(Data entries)
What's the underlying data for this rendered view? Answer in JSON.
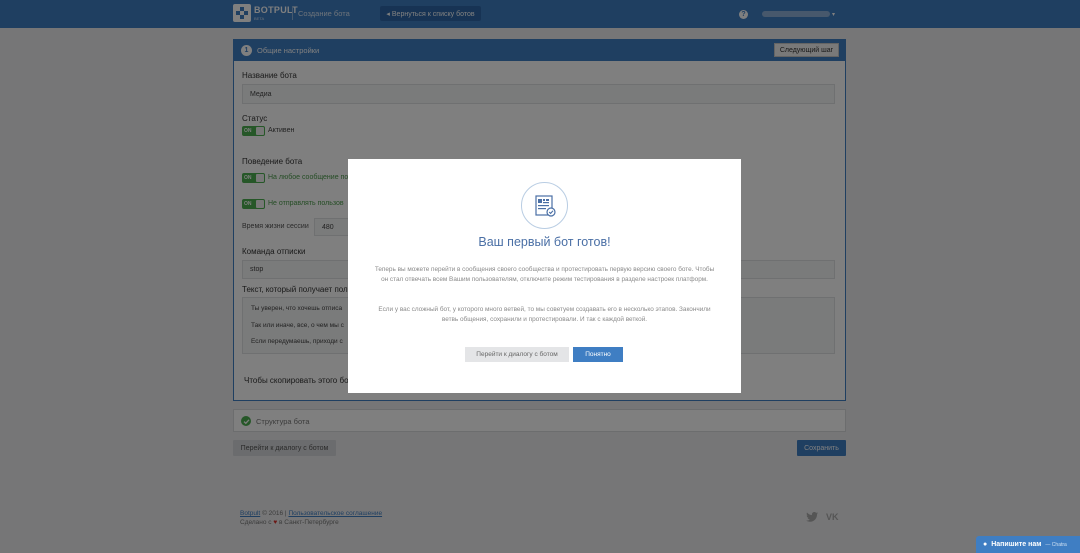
{
  "header": {
    "brand": "BOTPULT",
    "brand_sub": "BETA",
    "page_title": "Создание бота",
    "back_button": "◂ Вернуться к списку ботов",
    "help": "?",
    "caret": "▾"
  },
  "panel": {
    "number": "1",
    "title": "Общие настройки",
    "next_button": "Следующий шаг",
    "bot_name_label": "Название бота",
    "bot_name_value": "Медиа",
    "status_label": "Статус",
    "toggle_on": "ON",
    "status_toggle_label": "Активен",
    "behavior_label": "Поведение бота",
    "behavior_opt1": "На любое сообщение по",
    "behavior_opt2": "Не отправлять пользов",
    "session_label": "Время жизни сессии",
    "session_value": "480",
    "unsub_label": "Команда отписки",
    "unsub_value": "stop",
    "text_label": "Текст, который получает поль",
    "text_lines": [
      "Ты уверен, что хочешь отписа",
      "Так или иначе, все, о чем мы с",
      "Если передумаешь, приходи с"
    ],
    "copy_label": "Чтобы скопировать этого бот"
  },
  "structure": {
    "label": "Структура бота"
  },
  "buttons": {
    "go_dialog": "Перейти к диалогу с ботом",
    "save": "Сохранить"
  },
  "footer": {
    "brand_link": "Botpult",
    "copyright": "© 2016 |",
    "agreement_link": "Пользовательское соглашение",
    "made_prefix": "Сделано с",
    "made_suffix": "в Санкт-Петербурге"
  },
  "chat": {
    "label": "Напишите нам",
    "sub": "— Chatra"
  },
  "modal": {
    "title": "Ваш первый бот готов!",
    "paragraph1": "Теперь вы можете перейти в сообщения своего сообщества и протестировать первую версию своего боте. Чтобы он стал отвечать всем Вашим пользователям, отключите режим тестирования в разделе настроек платформ.",
    "paragraph2": "Если у вас сложный бот, у которого много ветвей, то мы советуем создавать его в несколько этапов. Закончили ветвь общения, сохранили и протестировали. И так с каждой веткой.",
    "button_go": "Перейти к диалогу с ботом",
    "button_ok": "Понятно"
  },
  "colors": {
    "accent": "#3f7ec3",
    "toggle_on": "#4caf50",
    "background": "#ecedef"
  }
}
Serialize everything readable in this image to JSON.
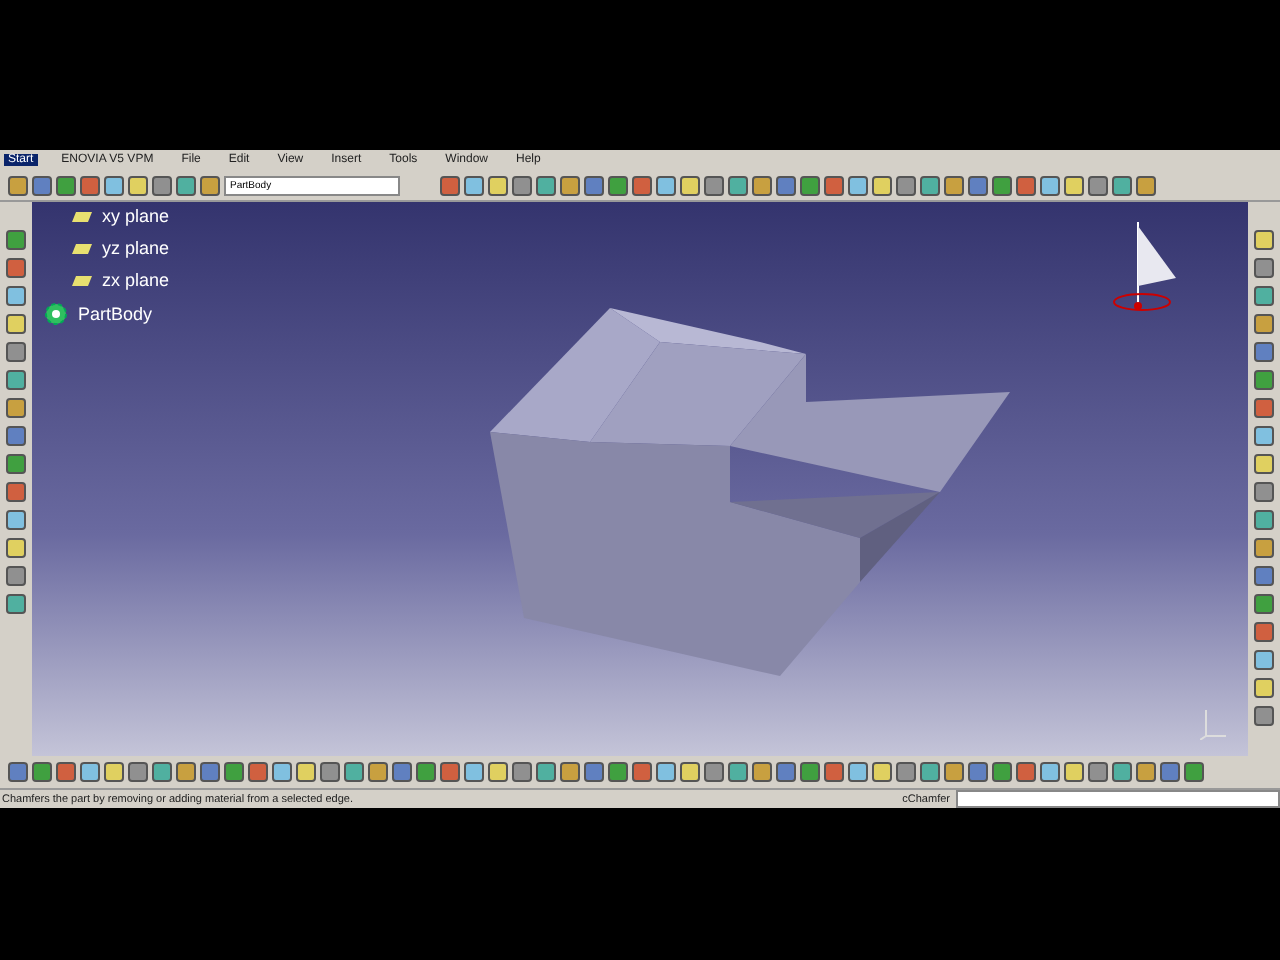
{
  "menu": [
    {
      "label": "Start",
      "selected": true
    },
    {
      "label": "ENOVIA V5 VPM",
      "selected": false
    },
    {
      "label": "File",
      "selected": false
    },
    {
      "label": "Edit",
      "selected": false
    },
    {
      "label": "View",
      "selected": false
    },
    {
      "label": "Insert",
      "selected": false
    },
    {
      "label": "Tools",
      "selected": false
    },
    {
      "label": "Window",
      "selected": false
    },
    {
      "label": "Help",
      "selected": false
    }
  ],
  "body_selector": {
    "value": "PartBody"
  },
  "tree": [
    {
      "label": "xy plane",
      "kind": "plane"
    },
    {
      "label": "yz plane",
      "kind": "plane"
    },
    {
      "label": "zx plane",
      "kind": "plane"
    },
    {
      "label": "PartBody",
      "kind": "body"
    }
  ],
  "status_bar": {
    "message": "Chamfers the part by removing or adding material from a selected edge.",
    "command": "cChamfer"
  }
}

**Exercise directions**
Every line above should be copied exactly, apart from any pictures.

**Answer**
What's the underlying data for this rendered view? Answer in JSON.
{
  "header": {
    "brand": "BOTPULT",
    "brand_sub": "BETA",
    "page_title": "Создание бота",
    "back_button": "◂ Вернуться к списку ботов",
    "help": "?",
    "caret": "▾"
  },
  "panel": {
    "number": "1",
    "title": "Общие настройки",
    "next_button": "Следующий шаг",
    "bot_name_label": "Название бота",
    "bot_name_value": "Медиа",
    "status_label": "Статус",
    "toggle_on": "ON",
    "status_toggle_label": "Активен",
    "behavior_label": "Поведение бота",
    "behavior_opt1": "На любое сообщение по",
    "behavior_opt2": "Не отправлять пользов",
    "session_label": "Время жизни сессии",
    "session_value": "480",
    "unsub_label": "Команда отписки",
    "unsub_value": "stop",
    "text_label": "Текст, который получает поль",
    "text_lines": [
      "Ты уверен, что хочешь отписа",
      "Так или иначе, все, о чем мы с",
      "Если передумаешь, приходи с"
    ],
    "copy_label": "Чтобы скопировать этого бот"
  },
  "structure": {
    "label": "Структура бота"
  },
  "buttons": {
    "go_dialog": "Перейти к диалогу с ботом",
    "save": "Сохранить"
  },
  "footer": {
    "brand_link": "Botpult",
    "copyright": "© 2016 |",
    "agreement_link": "Пользовательское соглашение",
    "made_prefix": "Сделано с",
    "made_suffix": "в Санкт-Петербурге"
  },
  "chat": {
    "label": "Напишите нам",
    "sub": "— Chatra"
  },
  "modal": {
    "title": "Ваш первый бот готов!",
    "paragraph1": "Теперь вы можете перейти в сообщения своего сообщества и протестировать первую версию своего боте. Чтобы он стал отвечать всем Вашим пользователям, отключите режим тестирования в разделе настроек платформ.",
    "paragraph2": "Если у вас сложный бот, у которого много ветвей, то мы советуем создавать его в несколько этапов. Закончили ветвь общения, сохранили и протестировали. И так с каждой веткой.",
    "button_go": "Перейти к диалогу с ботом",
    "button_ok": "Понятно"
  },
  "colors": {
    "accent": "#3f7ec3",
    "toggle_on": "#4caf50",
    "background": "#ecedef"
  }
}
Serialize everything readable in this image to JSON.
{
  "menu": [
    {
      "label": "Start",
      "selected": true
    },
    {
      "label": "ENOVIA V5 VPM",
      "selected": false
    },
    {
      "label": "File",
      "selected": false
    },
    {
      "label": "Edit",
      "selected": false
    },
    {
      "label": "View",
      "selected": false
    },
    {
      "label": "Insert",
      "selected": false
    },
    {
      "label": "Tools",
      "selected": false
    },
    {
      "label": "Window",
      "selected": false
    },
    {
      "label": "Help",
      "selected": false
    }
  ],
  "body_selector": {
    "value": "PartBody"
  },
  "tree": [
    {
      "label": "xy plane",
      "kind": "plane"
    },
    {
      "label": "yz plane",
      "kind": "plane"
    },
    {
      "label": "zx plane",
      "kind": "plane"
    },
    {
      "label": "PartBody",
      "kind": "body"
    }
  ],
  "status_bar": {
    "message": "Chamfers the part by removing or adding material from a selected edge.",
    "command": "cChamfer"
  }
}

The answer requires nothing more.